== Segment start ==

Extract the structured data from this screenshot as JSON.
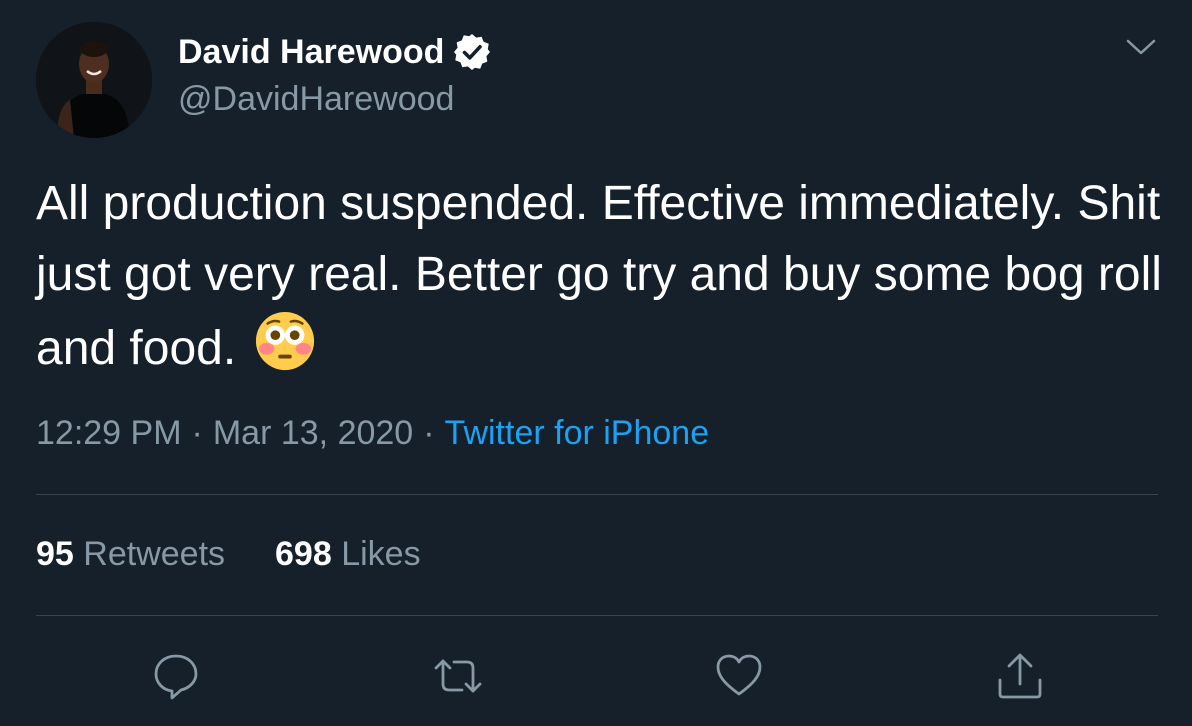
{
  "author": {
    "name": "David Harewood",
    "handle": "@DavidHarewood",
    "verified": true
  },
  "tweet": {
    "text": "All production suspended. Effective immediately. Shit just got very real. Better go try and buy some bog roll and food.",
    "emoji": "flushed-face"
  },
  "meta": {
    "time": "12:29 PM",
    "separator": "·",
    "date": "Mar 13, 2020",
    "source": "Twitter for iPhone"
  },
  "stats": {
    "retweets_count": "95",
    "retweets_label": "Retweets",
    "likes_count": "698",
    "likes_label": "Likes"
  },
  "icons": {
    "menu": "chevron-down-icon",
    "reply": "reply-icon",
    "retweet": "retweet-icon",
    "like": "heart-icon",
    "share": "share-icon"
  },
  "colors": {
    "background": "#15202b",
    "primary_text": "#ffffff",
    "secondary_text": "#8899a6",
    "link": "#1da1f2",
    "divider": "#38444d"
  }
}
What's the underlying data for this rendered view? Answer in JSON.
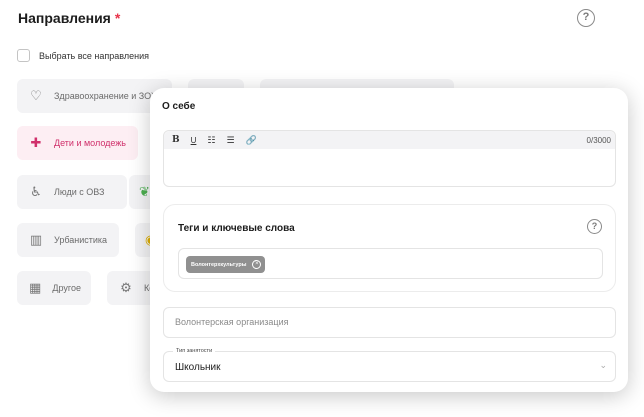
{
  "section": {
    "title": "Направления",
    "required_mark": "*",
    "help_icon": "question-circle-icon"
  },
  "select_all": {
    "label": "Выбрать все направления",
    "checked": false
  },
  "chips": [
    {
      "label": "Здравоохранение и ЗОЖ",
      "icon": "heart-pulse-icon",
      "active": false
    },
    {
      "label": "",
      "icon": "",
      "active": false
    },
    {
      "label": "",
      "icon": "",
      "active": false
    },
    {
      "label": "Дети и молодежь",
      "icon": "children-icon",
      "active": true
    },
    {
      "label": "Люди с ОВЗ",
      "icon": "wheelchair-icon",
      "active": false
    },
    {
      "label": "",
      "icon": "sprout-icon",
      "active": false
    },
    {
      "label": "Урбанистика",
      "icon": "buildings-icon",
      "active": false
    },
    {
      "label": "",
      "icon": "bulb-icon",
      "active": false
    },
    {
      "label": "Другое",
      "icon": "grid-icon",
      "active": false
    },
    {
      "label": "Ко",
      "icon": "gear-icon",
      "active": false
    }
  ],
  "modal": {
    "about_title": "О себе",
    "editor": {
      "toolbar": {
        "bold": "B",
        "underline": "U",
        "bullet_list": "☷",
        "numbered_list": "☰",
        "link": "🔗"
      },
      "counter": "0/3000"
    },
    "tags": {
      "title": "Теги и ключевые слова",
      "items": [
        {
          "label": "Волонтерхкультуры"
        }
      ]
    },
    "org_placeholder": "Волонтерская организация",
    "employment": {
      "legend": "Тип занятости",
      "value": "Школьник"
    }
  },
  "colors": {
    "accent": "#d0306b",
    "required": "#e8334a",
    "chip_bg": "#f3f3f5",
    "chip_active_bg": "#fdeef3",
    "tag_bg": "#909090"
  }
}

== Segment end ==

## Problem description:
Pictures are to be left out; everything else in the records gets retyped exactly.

## Output of the task:
Extract the structured data from this screenshot as JSON.
{
  "author": {
    "name": "David Harewood",
    "handle": "@DavidHarewood",
    "verified": true
  },
  "tweet": {
    "text": "All production suspended. Effective immediately. Shit just got very real. Better go try and buy some bog roll and food.",
    "emoji": "flushed-face"
  },
  "meta": {
    "time": "12:29 PM",
    "separator": "·",
    "date": "Mar 13, 2020",
    "source": "Twitter for iPhone"
  },
  "stats": {
    "retweets_count": "95",
    "retweets_label": "Retweets",
    "likes_count": "698",
    "likes_label": "Likes"
  },
  "icons": {
    "menu": "chevron-down-icon",
    "reply": "reply-icon",
    "retweet": "retweet-icon",
    "like": "heart-icon",
    "share": "share-icon"
  },
  "colors": {
    "background": "#15202b",
    "primary_text": "#ffffff",
    "secondary_text": "#8899a6",
    "link": "#1da1f2",
    "divider": "#38444d"
  }
}
What's the underlying data for this rendered view? Answer in JSON.
{
  "section": {
    "title": "Направления",
    "required_mark": "*",
    "help_icon": "question-circle-icon"
  },
  "select_all": {
    "label": "Выбрать все направления",
    "checked": false
  },
  "chips": [
    {
      "label": "Здравоохранение и ЗОЖ",
      "icon": "heart-pulse-icon",
      "active": false
    },
    {
      "label": "",
      "icon": "",
      "active": false
    },
    {
      "label": "",
      "icon": "",
      "active": false
    },
    {
      "label": "Дети и молодежь",
      "icon": "children-icon",
      "active": true
    },
    {
      "label": "Люди с ОВЗ",
      "icon": "wheelchair-icon",
      "active": false
    },
    {
      "label": "",
      "icon": "sprout-icon",
      "active": false
    },
    {
      "label": "Урбанистика",
      "icon": "buildings-icon",
      "active": false
    },
    {
      "label": "",
      "icon": "bulb-icon",
      "active": false
    },
    {
      "label": "Другое",
      "icon": "grid-icon",
      "active": false
    },
    {
      "label": "Ко",
      "icon": "gear-icon",
      "active": false
    }
  ],
  "modal": {
    "about_title": "О себе",
    "editor": {
      "toolbar": {
        "bold": "B",
        "underline": "U",
        "bullet_list": "☷",
        "numbered_list": "☰",
        "link": "🔗"
      },
      "counter": "0/3000"
    },
    "tags": {
      "title": "Теги и ключевые слова",
      "items": [
        {
          "label": "Волонтерхкультуры"
        }
      ]
    },
    "org_placeholder": "Волонтерская организация",
    "employment": {
      "legend": "Тип занятости",
      "value": "Школьник"
    }
  },
  "colors": {
    "accent": "#d0306b",
    "required": "#e8334a",
    "chip_bg": "#f3f3f5",
    "chip_active_bg": "#fdeef3",
    "tag_bg": "#909090"
  }
}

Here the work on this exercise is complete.